Mitzvot – translates as good deeds, but its true meaning is a much deeper obligation.

Mizvot are commanded actions.

Jewish tradition teaches that the pomegranate is a symbol for righteousness, because it is said to have 613 seeds which corresponds with the 613 mitzvot or commandments of the Torah.

We opened our pomegranate and counted every seed.

The Talmud tells us that “even the wicked amongst Israel are filled with good deeds like pomegranates [are filled with seeds].”   Tractate Sanhedrin 37a

Exodus 28:33–34 directed that images of pomegranates be woven onto the borders of Hebrew priestly robes. 1 Kings 7:13–22 describes pomegranates depicted in the temple King Solomon built in Jerusalem.

The tzitzit (“knotted fringes”) of the tallit (“prayer shawl”) are connected to the 613 commandments by interpretation: principal Torah commentator Rashi bases the number of knots on a gematria [system in which each Hebrew letter is assigned a value]: the word tzitzit (Hebrew: ציצת (Biblical), ציצית, in its Mishnaic spelling) has the value 600. Each tassel has eight threads (when doubled over) and five sets of knots, totalling 13. The sum of all numbers is 613. This reflects the concept that donning a garment with tzitzit reminds its wearer of all Torah commandments.

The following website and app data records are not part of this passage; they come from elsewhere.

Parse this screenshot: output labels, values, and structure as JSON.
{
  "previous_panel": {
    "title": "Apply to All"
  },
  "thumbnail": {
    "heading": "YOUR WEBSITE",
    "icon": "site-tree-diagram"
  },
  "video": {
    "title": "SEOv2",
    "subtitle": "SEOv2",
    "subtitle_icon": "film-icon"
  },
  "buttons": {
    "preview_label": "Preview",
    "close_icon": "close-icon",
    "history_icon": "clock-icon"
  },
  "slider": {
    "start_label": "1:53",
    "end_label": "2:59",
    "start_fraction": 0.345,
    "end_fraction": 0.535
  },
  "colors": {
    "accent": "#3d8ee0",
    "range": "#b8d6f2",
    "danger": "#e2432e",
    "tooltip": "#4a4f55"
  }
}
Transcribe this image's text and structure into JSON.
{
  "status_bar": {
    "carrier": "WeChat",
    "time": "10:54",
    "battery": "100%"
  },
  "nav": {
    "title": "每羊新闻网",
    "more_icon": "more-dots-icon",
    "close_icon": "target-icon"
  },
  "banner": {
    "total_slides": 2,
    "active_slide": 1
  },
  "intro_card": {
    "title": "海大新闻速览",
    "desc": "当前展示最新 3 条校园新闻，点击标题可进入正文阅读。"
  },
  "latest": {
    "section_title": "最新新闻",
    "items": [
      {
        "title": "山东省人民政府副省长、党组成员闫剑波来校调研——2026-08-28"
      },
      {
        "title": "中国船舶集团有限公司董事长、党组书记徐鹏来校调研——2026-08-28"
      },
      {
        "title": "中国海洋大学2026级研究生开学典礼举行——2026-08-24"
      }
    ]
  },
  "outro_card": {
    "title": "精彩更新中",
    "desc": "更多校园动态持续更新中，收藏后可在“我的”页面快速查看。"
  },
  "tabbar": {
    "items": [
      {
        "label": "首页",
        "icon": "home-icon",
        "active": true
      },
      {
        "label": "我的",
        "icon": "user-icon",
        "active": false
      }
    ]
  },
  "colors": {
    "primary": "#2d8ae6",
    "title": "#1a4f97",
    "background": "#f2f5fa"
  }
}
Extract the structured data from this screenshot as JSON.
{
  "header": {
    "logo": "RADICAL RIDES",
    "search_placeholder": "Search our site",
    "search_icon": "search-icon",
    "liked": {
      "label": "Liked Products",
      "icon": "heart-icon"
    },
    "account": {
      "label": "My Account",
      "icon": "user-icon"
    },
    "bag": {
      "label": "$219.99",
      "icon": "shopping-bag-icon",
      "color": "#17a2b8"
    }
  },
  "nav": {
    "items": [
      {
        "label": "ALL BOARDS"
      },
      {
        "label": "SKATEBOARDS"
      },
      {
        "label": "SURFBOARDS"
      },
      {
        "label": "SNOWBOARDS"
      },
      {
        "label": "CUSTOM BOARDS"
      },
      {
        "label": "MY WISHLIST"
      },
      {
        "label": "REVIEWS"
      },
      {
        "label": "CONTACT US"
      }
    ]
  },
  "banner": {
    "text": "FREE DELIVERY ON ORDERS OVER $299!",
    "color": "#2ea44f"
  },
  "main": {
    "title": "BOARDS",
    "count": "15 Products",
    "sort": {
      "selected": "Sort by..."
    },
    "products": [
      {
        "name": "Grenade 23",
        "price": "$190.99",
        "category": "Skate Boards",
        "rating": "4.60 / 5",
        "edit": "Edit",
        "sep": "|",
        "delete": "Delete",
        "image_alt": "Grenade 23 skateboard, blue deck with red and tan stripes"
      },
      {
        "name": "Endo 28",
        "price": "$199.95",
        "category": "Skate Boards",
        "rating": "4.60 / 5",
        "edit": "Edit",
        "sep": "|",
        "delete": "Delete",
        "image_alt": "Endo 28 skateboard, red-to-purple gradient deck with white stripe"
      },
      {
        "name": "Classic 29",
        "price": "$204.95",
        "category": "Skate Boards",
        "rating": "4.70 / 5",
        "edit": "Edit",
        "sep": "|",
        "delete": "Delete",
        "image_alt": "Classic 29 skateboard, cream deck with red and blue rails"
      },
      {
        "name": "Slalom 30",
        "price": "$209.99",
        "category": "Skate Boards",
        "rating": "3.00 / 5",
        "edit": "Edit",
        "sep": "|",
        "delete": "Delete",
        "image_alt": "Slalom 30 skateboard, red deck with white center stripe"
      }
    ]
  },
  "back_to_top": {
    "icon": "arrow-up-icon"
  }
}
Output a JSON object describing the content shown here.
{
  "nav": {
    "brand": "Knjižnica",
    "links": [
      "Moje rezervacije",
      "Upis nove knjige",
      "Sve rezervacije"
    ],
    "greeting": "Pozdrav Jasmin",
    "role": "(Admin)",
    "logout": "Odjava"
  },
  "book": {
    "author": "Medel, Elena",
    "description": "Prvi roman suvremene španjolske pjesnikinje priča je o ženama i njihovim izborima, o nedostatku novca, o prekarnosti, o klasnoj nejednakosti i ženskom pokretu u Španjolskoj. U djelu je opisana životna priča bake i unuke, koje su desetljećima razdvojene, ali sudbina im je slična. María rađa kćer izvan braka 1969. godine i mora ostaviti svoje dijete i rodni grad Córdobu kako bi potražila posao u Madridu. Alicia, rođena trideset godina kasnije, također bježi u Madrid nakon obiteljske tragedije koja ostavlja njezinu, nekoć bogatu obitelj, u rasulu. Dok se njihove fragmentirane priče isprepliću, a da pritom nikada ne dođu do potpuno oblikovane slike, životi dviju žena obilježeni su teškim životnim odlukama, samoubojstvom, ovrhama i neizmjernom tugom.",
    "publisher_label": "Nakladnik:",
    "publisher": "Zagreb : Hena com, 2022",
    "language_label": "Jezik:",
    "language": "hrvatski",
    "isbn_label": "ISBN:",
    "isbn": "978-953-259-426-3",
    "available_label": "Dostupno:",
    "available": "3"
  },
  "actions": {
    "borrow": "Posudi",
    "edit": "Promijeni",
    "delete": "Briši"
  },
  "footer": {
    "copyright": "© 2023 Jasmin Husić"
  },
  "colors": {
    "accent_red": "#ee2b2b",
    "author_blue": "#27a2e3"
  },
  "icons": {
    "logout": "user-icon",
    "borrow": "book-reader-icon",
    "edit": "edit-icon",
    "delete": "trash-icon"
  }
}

For this and more about the importance our tradition places on Mitzvot – join our classes! (By the way, we counted 656 seeds in our pomegranate.)